• [YOUR OBJECTIVE]: Exactly as they appear, set down all of the records.

• [INFORMATION GIVEN]:
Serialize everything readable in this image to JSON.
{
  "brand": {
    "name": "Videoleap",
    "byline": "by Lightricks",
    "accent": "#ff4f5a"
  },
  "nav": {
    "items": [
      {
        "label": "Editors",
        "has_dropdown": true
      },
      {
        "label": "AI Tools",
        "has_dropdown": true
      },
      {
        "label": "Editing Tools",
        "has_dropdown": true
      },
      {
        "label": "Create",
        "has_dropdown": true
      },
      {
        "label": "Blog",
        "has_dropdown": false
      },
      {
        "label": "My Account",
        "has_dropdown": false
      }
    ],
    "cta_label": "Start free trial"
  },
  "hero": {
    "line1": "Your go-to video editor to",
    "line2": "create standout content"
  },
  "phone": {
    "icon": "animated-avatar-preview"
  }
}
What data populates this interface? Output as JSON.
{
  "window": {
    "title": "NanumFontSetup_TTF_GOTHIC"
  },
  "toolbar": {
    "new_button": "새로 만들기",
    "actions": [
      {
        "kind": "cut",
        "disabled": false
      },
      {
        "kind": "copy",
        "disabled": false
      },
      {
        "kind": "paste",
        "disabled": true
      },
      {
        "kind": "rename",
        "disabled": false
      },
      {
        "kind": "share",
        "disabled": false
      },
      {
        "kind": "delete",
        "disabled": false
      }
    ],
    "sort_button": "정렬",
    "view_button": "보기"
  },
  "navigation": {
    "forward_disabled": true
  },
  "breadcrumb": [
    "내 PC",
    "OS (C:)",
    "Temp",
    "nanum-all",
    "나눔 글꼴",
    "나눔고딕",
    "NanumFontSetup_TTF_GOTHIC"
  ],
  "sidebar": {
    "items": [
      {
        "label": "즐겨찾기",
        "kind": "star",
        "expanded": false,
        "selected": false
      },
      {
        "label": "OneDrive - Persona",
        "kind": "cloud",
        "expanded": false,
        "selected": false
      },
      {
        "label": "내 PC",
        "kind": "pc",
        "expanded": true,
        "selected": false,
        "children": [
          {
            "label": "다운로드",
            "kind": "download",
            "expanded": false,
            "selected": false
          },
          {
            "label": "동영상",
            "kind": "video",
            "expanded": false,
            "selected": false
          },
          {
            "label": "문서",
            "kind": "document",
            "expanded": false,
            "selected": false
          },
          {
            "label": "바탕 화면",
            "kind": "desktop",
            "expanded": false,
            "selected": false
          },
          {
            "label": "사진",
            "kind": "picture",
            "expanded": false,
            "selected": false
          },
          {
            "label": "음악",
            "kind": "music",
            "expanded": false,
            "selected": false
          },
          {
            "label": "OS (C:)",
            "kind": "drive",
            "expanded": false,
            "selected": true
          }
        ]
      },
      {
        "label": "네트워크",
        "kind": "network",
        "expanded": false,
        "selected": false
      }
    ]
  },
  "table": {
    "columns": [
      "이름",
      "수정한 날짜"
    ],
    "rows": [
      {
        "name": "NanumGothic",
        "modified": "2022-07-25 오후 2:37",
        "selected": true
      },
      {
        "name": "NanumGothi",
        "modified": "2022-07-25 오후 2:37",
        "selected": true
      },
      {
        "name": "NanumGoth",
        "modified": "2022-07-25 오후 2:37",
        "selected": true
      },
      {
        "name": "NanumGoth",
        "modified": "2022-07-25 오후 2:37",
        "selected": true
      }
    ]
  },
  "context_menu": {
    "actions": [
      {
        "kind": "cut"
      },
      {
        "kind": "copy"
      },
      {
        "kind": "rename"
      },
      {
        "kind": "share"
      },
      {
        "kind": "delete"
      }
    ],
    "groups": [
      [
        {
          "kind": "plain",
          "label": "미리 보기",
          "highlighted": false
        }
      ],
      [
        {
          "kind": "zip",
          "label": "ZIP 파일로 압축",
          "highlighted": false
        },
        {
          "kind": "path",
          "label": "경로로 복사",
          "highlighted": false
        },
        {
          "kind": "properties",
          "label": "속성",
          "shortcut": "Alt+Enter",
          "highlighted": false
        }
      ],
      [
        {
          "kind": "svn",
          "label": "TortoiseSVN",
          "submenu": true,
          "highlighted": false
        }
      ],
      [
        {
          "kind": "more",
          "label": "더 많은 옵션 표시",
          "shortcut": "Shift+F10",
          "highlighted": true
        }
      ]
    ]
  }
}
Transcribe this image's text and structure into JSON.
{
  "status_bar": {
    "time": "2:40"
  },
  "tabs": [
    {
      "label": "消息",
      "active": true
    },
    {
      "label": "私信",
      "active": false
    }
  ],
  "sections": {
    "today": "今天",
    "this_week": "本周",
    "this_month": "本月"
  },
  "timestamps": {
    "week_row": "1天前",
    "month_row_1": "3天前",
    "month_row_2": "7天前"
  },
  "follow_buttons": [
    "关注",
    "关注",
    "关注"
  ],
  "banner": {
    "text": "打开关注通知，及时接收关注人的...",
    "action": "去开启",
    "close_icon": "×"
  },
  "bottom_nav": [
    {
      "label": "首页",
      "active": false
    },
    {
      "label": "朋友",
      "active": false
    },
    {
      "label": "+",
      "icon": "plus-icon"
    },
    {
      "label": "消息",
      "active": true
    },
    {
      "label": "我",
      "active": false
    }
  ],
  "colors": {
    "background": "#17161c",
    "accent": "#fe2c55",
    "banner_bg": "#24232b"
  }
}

• [EXERCISE SOLUTION]:
Serialize everything readable in this image to JSON.
{
  "brand": {
    "name": "Videoleap",
    "byline": "by Lightricks",
    "accent": "#ff4f5a"
  },
  "nav": {
    "items": [
      {
        "label": "Editors",
        "has_dropdown": true
      },
      {
        "label": "AI Tools",
        "has_dropdown": true
      },
      {
        "label": "Editing Tools",
        "has_dropdown": true
      },
      {
        "label": "Create",
        "has_dropdown": true
      },
      {
        "label": "Blog",
        "has_dropdown": false
      },
      {
        "label": "My Account",
        "has_dropdown": false
      }
    ],
    "cta_label": "Start free trial"
  },
  "hero": {
    "line1": "Your go-to video editor to",
    "line2": "create standout content"
  },
  "phone": {
    "icon": "animated-avatar-preview"
  }
}
What data populates this interface? Output as JSON.
{
  "window": {
    "title": "NanumFontSetup_TTF_GOTHIC"
  },
  "toolbar": {
    "new_button": "새로 만들기",
    "actions": [
      {
        "kind": "cut",
        "disabled": false
      },
      {
        "kind": "copy",
        "disabled": false
      },
      {
        "kind": "paste",
        "disabled": true
      },
      {
        "kind": "rename",
        "disabled": false
      },
      {
        "kind": "share",
        "disabled": false
      },
      {
        "kind": "delete",
        "disabled": false
      }
    ],
    "sort_button": "정렬",
    "view_button": "보기"
  },
  "navigation": {
    "forward_disabled": true
  },
  "breadcrumb": [
    "내 PC",
    "OS (C:)",
    "Temp",
    "nanum-all",
    "나눔 글꼴",
    "나눔고딕",
    "NanumFontSetup_TTF_GOTHIC"
  ],
  "sidebar": {
    "items": [
      {
        "label": "즐겨찾기",
        "kind": "star",
        "expanded": false,
        "selected": false
      },
      {
        "label": "OneDrive - Persona",
        "kind": "cloud",
        "expanded": false,
        "selected": false
      },
      {
        "label": "내 PC",
        "kind": "pc",
        "expanded": true,
        "selected": false,
        "children": [
          {
            "label": "다운로드",
            "kind": "download",
            "expanded": false,
            "selected": false
          },
          {
            "label": "동영상",
            "kind": "video",
            "expanded": false,
            "selected": false
          },
          {
            "label": "문서",
            "kind": "document",
            "expanded": false,
            "selected": false
          },
          {
            "label": "바탕 화면",
            "kind": "desktop",
            "expanded": false,
            "selected": false
          },
          {
            "label": "사진",
            "kind": "picture",
            "expanded": false,
            "selected": false
          },
          {
            "label": "음악",
            "kind": "music",
            "expanded": false,
            "selected": false
          },
          {
            "label": "OS (C:)",
            "kind": "drive",
            "expanded": false,
            "selected": true
          }
        ]
      },
      {
        "label": "네트워크",
        "kind": "network",
        "expanded": false,
        "selected": false
      }
    ]
  },
  "table": {
    "columns": [
      "이름",
      "수정한 날짜"
    ],
    "rows": [
      {
        "name": "NanumGothic",
        "modified": "2022-07-25 오후 2:37",
        "selected": true
      },
      {
        "name": "NanumGothi",
        "modified": "2022-07-25 오후 2:37",
        "selected": true
      },
      {
        "name": "NanumGoth",
        "modified": "2022-07-25 오후 2:37",
        "selected": true
      },
      {
        "name": "NanumGoth",
        "modified": "2022-07-25 오후 2:37",
        "selected": true
      }
    ]
  },
  "context_menu": {
    "actions": [
      {
        "kind": "cut"
      },
      {
        "kind": "copy"
      },
      {
        "kind": "rename"
      },
      {
        "kind": "share"
      },
      {
        "kind": "delete"
      }
    ],
    "groups": [
      [
        {
          "kind": "plain",
          "label": "미리 보기",
          "highlighted": false
        }
      ],
      [
        {
          "kind": "zip",
          "label": "ZIP 파일로 압축",
          "highlighted": false
        },
        {
          "kind": "path",
          "label": "경로로 복사",
          "highlighted": false
        },
        {
          "kind": "properties",
          "label": "속성",
          "shortcut": "Alt+Enter",
          "highlighted": false
        }
      ],
      [
        {
          "kind": "svn",
          "label": "TortoiseSVN",
          "submenu": true,
          "highlighted": false
        }
      ],
      [
        {
          "kind": "more",
          "label": "더 많은 옵션 표시",
          "shortcut": "Shift+F10",
          "highlighted": true
        }
      ]
    ]
  }
}
Transcribe this image's text and structure into JSON.
{
  "status_bar": {
    "time": "2:40"
  },
  "tabs": [
    {
      "label": "消息",
      "active": true
    },
    {
      "label": "私信",
      "active": false
    }
  ],
  "sections": {
    "today": "今天",
    "this_week": "本周",
    "this_month": "本月"
  },
  "timestamps": {
    "week_row": "1天前",
    "month_row_1": "3天前",
    "month_row_2": "7天前"
  },
  "follow_buttons": [
    "关注",
    "关注",
    "关注"
  ],
  "banner": {
    "text": "打开关注通知，及时接收关注人的...",
    "action": "去开启",
    "close_icon": "×"
  },
  "bottom_nav": [
    {
      "label": "首页",
      "active": false
    },
    {
      "label": "朋友",
      "active": false
    },
    {
      "label": "+",
      "icon": "plus-icon"
    },
    {
      "label": "消息",
      "active": true
    },
    {
      "label": "我",
      "active": false
    }
  ],
  "colors": {
    "background": "#17161c",
    "accent": "#fe2c55",
    "banner_bg": "#24232b"
  }
}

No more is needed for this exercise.